Walker says Tilman's work has caused a stir, even in a field that's already stimulated. “I'm very excited about it, and I think some of my colleagues here in New York are, partly because it applies to the environment we have here,” he says. “Many of the grasses reported in that study, we can grow here.”
Demurrers have been filed, of course. Tilman's study proposed a long-known gasification process to squeeze ethanol from the grasses. But its economics can't be gauged until a large-scale, real-world plant is in operation using these species, Sheehan says. The alternative process would require a complex cocktail of enzymes that are, as yet, unconjured and unpriced.
Ken Cassman, a systems agronomist at the University of Nebraska and director of the Nebraska Center for Energy Sciences Research, faults the Tilman study for its conclusion that prairie biomass can sustain annual harvests with little fertilization.“It remains to be determined whether this is practical,” Cassman says.

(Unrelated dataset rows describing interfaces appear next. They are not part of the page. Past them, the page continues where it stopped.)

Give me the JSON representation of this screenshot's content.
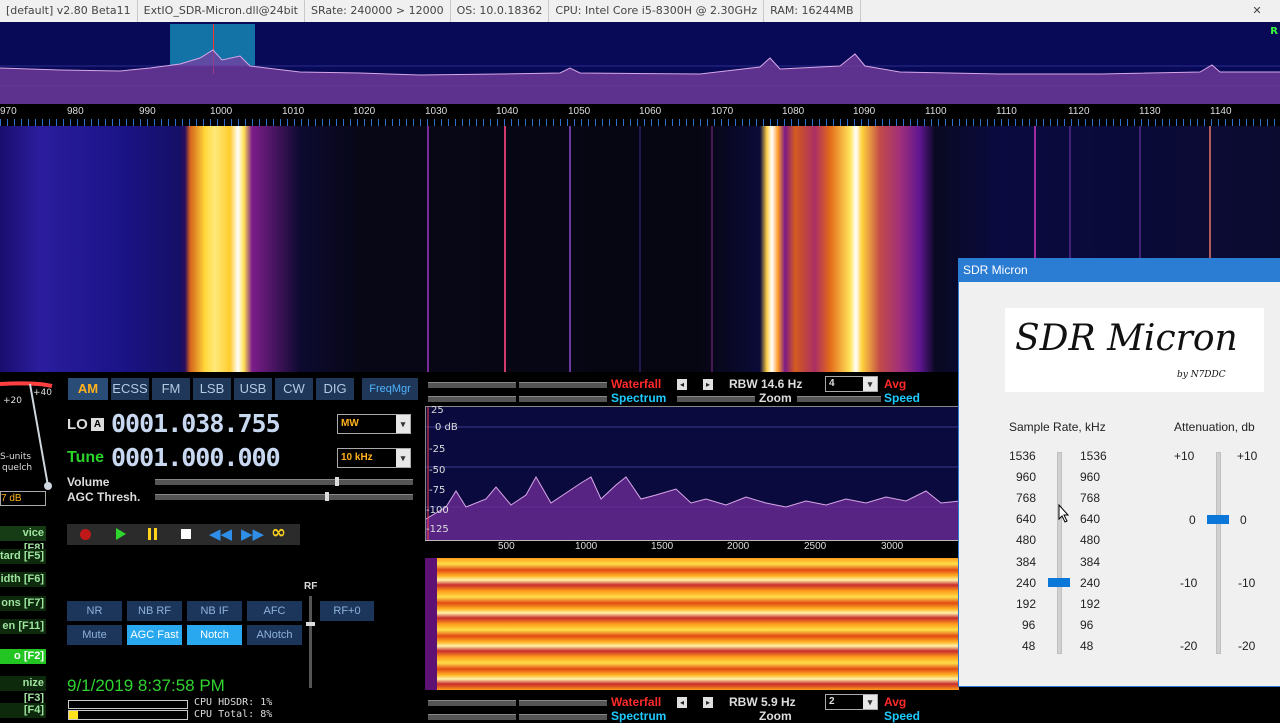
{
  "titlebar": {
    "segments": [
      "[default]  v2.80 Beta11",
      "ExtIO_SDR-Micron.dll@24bit",
      "SRate: 240000 > 12000",
      "OS: 10.0.18362",
      "CPU: Intel Core i5-8300H @ 2.30GHz",
      "RAM: 16244MB"
    ],
    "close": "✕"
  },
  "spectrum": {
    "freq_ticks": [
      "970",
      "980",
      "990",
      "1000",
      "1010",
      "1020",
      "1030",
      "1040",
      "1050",
      "1060",
      "1070",
      "1080",
      "1090",
      "1100",
      "1110",
      "1120",
      "1130",
      "1140"
    ],
    "right_marker": "R"
  },
  "smeter": {
    "scale": [
      "+20",
      "+40"
    ],
    "units_label": "S-units",
    "squelch_label": "quelch",
    "db_value": "7 dB"
  },
  "modes": [
    "AM",
    "ECSS",
    "FM",
    "LSB",
    "USB",
    "CW",
    "DIG"
  ],
  "freqmgr": "FreqMgr",
  "lo": {
    "label": "LO",
    "badge": "A",
    "value": "0001.038.755"
  },
  "tune": {
    "label": "Tune",
    "value": "0001.000.000"
  },
  "band_select": "MW",
  "step_select": "10 kHz",
  "volume_label": "Volume",
  "agc_label": "AGC Thresh.",
  "fkeys": [
    "vice [F8]",
    "tard [F5]",
    "idth [F6]",
    "ons [F7]",
    "en [F11]",
    "o [F2]",
    "nize [F3]",
    "[F4]"
  ],
  "transport_icons": [
    "record-icon",
    "play-icon",
    "pause-icon",
    "stop-icon",
    "rewind-icon",
    "fast-forward-icon",
    "loop-icon"
  ],
  "dsp_row1": [
    "NR",
    "NB RF",
    "NB IF",
    "AFC"
  ],
  "dsp_row2": [
    "Mute",
    "AGC Fast",
    "Notch",
    "ANotch"
  ],
  "rf_label": "RF",
  "rf_button": "RF+0",
  "datetime": "9/1/2019 8:37:58 PM",
  "cpu": {
    "hdsdr": "CPU HDSDR: 1%",
    "total": "CPU Total: 8%"
  },
  "upper_tools": {
    "waterfall": "Waterfall",
    "spectrum": "Spectrum",
    "rbw": "RBW 14.6 Hz",
    "zoom": "Zoom",
    "avg_value": "4",
    "avg": "Avg",
    "speed": "Speed"
  },
  "lower_tools": {
    "waterfall": "Waterfall",
    "spectrum": "Spectrum",
    "rbw": "RBW  5.9 Hz",
    "zoom": "Zoom",
    "avg_value": "2",
    "avg": "Avg",
    "speed": "Speed"
  },
  "audio_spectrum": {
    "db_labels": [
      "25",
      "0 dB",
      "-25",
      "-50",
      "-75",
      "-100",
      "-125"
    ],
    "freq_ticks": [
      "500",
      "1000",
      "1500",
      "2000",
      "2500",
      "3000"
    ]
  },
  "dialog": {
    "title": "SDR Micron",
    "logo_text": "SDR Micron",
    "logo_sub": "by N7DDC",
    "sample_rate_label": "Sample Rate, kHz",
    "attenuation_label": "Attenuation, db",
    "sample_rates": [
      "1536",
      "960",
      "768",
      "640",
      "480",
      "384",
      "240",
      "192",
      "96",
      "48"
    ],
    "sample_rate_selected": "240",
    "attenuations": [
      "+10",
      "0",
      "-10",
      "-20"
    ],
    "attenuation_selected": "0"
  },
  "colors": {
    "accent": "#2b7cd3",
    "mode_active": "#ffb21c",
    "wf_red": "#ff2a2a",
    "wf_cyan": "#1ecbff",
    "dsp_on": "#2aa8ef"
  }
}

Tilman responds that his work is presented only as a first step, the basis for further experiment. But studies of unfertilized prairies that have been mowed for decades show that they are still producing biomass reliably, he says, adding that his research accounts for losses of soil nutrients that could affect production.
Feasible or not, Tilman's proposal breaks new ground by responding to a far more ambitious list of ecosystem and economic issues than other LCAs—especially those, still widely cited, that are limited to just “oil versus biofuels” energy comparisons.
Cassman and other researchers have another, more general concern: the effect of biofuel on the R&D environment. “I think we're in a place where there's so much excitement about biofuels right now, and a lot of money being thrown at research and investment,” he says. “We could really end up in five or ten years with a potential boom and bust cycle. It wouldn't be good for the industry or for the country, if we don't invest carefully in directing that research to the most promising options.”